They found the lawyer at the Athletic Club. West stated the case.
“Your remedy is to replevin. If they fight, you’ll have to bring witnesses to prove ownership.”
“Bring witnesses from Malapi! Why, I can’t do that,” said Dave, staggered. “I ain’t got the money. Why can’t I just take the hawss? It’s mine.”
“The law doesn’t know it’s yours.”
Dave left much depressed. Of course the thieves would go to a lawyer, and of course he would tell them to fight. The law was a darned queer thing. It made the recovery of his property so costly that the crooks who stole it could laugh at him.
“Looks like the law’s made to protect scalawags instead of honest folks,” Dave told West.
“I don’t reckon it is, but it acts that way sometimes,” admitted the cattleman. “You can see yoreself it wouldn’t do for the law to say a fellow could get property from another man by just sayin’ it was his. Sorry, Sanders. After all, a bronc’s only a bronc. I’ll give you yore pick of two hundred if you come back with me to the ranch.”
“Much obliged, seh. Maybe I will later.”
The cowpuncher walked the streets while he thought it over. He had no intention whatever of giving up Chiquito if he could find the horse. So far as the law went he was in a blind alley. He was tied hand and foot. That possession was nine points before the courts he had heard before.
The way to recover flashed to his brain like a wave of light. He must get possession. All he had to do was to steal his own horse and make for the hills. If the thieves found him later—and the chances were that they would not even attempt pursuit if he let them know who he was—he would force them to the expense of going to law for Chiquito. What was sauce for the goose must be for the gander too.
Dave’s tramp had carried him across the Platte into North Denver. On his way back he passed a corral close to the railroad tracks. He turned in to look over the horses.
The first one his eyes fell on was Chiquito.
Dave whistled. The pony pricked up its ears, looked round, and came straight to him. The young man laid his face against the soft, silky nose, fondled it, whispered endearments to his pet. He put the bronco through its tricks for the benefit of the corral attendant.

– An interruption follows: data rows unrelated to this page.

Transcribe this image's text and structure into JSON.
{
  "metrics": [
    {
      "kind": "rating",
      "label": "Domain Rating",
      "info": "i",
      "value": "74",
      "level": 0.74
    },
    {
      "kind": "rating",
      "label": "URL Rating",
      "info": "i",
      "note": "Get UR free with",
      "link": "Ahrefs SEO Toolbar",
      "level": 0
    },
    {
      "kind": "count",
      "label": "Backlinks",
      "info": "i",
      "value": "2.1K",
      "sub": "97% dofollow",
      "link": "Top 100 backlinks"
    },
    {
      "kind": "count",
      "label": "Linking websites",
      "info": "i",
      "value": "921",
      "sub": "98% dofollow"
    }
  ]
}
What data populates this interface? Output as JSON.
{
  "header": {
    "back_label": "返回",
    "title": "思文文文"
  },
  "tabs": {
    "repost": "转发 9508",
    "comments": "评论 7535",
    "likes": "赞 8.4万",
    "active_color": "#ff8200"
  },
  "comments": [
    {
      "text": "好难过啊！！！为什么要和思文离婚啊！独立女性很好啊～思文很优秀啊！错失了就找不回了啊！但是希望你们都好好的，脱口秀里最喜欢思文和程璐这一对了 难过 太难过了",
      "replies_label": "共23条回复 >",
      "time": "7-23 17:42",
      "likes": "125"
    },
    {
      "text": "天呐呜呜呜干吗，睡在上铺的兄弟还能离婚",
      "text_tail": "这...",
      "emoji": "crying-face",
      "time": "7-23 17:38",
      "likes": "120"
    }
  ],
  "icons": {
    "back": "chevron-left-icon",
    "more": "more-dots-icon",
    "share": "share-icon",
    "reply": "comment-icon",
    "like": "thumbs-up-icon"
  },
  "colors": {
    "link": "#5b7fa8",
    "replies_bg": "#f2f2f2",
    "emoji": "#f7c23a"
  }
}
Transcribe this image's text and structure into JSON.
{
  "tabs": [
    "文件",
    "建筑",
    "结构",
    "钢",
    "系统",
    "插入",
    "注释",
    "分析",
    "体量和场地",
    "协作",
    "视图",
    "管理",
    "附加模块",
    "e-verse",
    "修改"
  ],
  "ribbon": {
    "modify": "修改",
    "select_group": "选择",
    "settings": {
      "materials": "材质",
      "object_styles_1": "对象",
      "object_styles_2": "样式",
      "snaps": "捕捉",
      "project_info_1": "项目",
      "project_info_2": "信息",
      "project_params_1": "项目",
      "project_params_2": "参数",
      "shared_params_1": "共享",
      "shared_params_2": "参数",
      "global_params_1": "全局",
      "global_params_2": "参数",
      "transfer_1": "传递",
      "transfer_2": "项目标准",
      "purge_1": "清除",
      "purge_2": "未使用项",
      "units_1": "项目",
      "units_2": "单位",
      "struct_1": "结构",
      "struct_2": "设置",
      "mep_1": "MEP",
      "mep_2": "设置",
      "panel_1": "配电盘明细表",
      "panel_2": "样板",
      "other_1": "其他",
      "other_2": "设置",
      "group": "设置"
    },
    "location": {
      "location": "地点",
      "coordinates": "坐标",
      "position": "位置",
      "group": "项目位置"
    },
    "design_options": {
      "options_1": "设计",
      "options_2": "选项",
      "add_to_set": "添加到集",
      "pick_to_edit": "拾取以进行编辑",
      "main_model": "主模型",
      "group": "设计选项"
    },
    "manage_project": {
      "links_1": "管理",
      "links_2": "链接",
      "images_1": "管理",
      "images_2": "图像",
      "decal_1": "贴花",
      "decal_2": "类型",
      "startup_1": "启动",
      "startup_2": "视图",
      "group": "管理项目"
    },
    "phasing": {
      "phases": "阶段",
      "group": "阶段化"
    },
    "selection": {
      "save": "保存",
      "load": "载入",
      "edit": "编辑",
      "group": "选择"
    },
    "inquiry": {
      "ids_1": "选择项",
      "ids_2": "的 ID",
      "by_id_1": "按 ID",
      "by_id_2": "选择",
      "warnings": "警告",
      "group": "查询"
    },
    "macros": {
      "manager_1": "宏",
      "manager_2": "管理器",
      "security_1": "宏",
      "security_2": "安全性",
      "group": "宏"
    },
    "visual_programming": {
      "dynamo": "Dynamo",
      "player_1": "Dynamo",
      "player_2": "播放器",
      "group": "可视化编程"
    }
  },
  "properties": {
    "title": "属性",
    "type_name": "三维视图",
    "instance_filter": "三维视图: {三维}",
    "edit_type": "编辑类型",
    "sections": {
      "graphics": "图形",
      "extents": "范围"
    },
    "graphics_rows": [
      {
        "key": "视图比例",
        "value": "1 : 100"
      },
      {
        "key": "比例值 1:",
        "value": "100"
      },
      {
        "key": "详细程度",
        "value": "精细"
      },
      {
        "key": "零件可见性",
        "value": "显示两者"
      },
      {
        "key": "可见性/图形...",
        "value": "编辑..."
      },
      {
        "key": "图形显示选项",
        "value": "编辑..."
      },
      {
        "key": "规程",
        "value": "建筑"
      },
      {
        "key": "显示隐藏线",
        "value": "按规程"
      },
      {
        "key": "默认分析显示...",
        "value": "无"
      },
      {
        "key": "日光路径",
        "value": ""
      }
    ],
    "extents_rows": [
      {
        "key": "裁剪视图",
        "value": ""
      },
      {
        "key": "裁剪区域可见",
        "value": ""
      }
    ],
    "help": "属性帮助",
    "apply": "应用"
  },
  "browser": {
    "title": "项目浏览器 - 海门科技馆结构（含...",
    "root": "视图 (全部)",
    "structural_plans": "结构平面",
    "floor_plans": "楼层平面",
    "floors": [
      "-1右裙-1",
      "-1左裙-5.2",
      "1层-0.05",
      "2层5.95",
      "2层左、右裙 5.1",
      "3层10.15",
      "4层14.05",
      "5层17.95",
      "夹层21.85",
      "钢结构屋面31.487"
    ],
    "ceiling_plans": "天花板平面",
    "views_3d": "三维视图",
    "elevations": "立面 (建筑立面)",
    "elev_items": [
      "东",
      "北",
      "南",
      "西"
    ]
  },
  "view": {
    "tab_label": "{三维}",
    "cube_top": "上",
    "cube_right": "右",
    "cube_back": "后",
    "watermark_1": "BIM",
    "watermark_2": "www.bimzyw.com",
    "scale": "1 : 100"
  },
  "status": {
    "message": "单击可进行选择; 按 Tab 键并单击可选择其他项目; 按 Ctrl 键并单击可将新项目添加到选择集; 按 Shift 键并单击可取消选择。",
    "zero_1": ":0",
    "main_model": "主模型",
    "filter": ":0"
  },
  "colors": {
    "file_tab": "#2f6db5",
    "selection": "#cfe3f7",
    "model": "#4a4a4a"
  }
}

“Well, I’ll be doggoned,” that youth commented. “The little pinto sure is a wonder. Acts like he knows you mighty well.”
“Ought to. I trained him. Had him before Miller got him.”
“Bet you hated to sell him.”
“You know it.” Dave moved forward to his end, the intention to get possession of the horse. He spoke in a voice easy and casual. “Saw Miller a while ago. They’re talkin’ about sellin’ the paint hawss, him and his pardner Doble. I’m to saddle up and show what Chiquito can do.”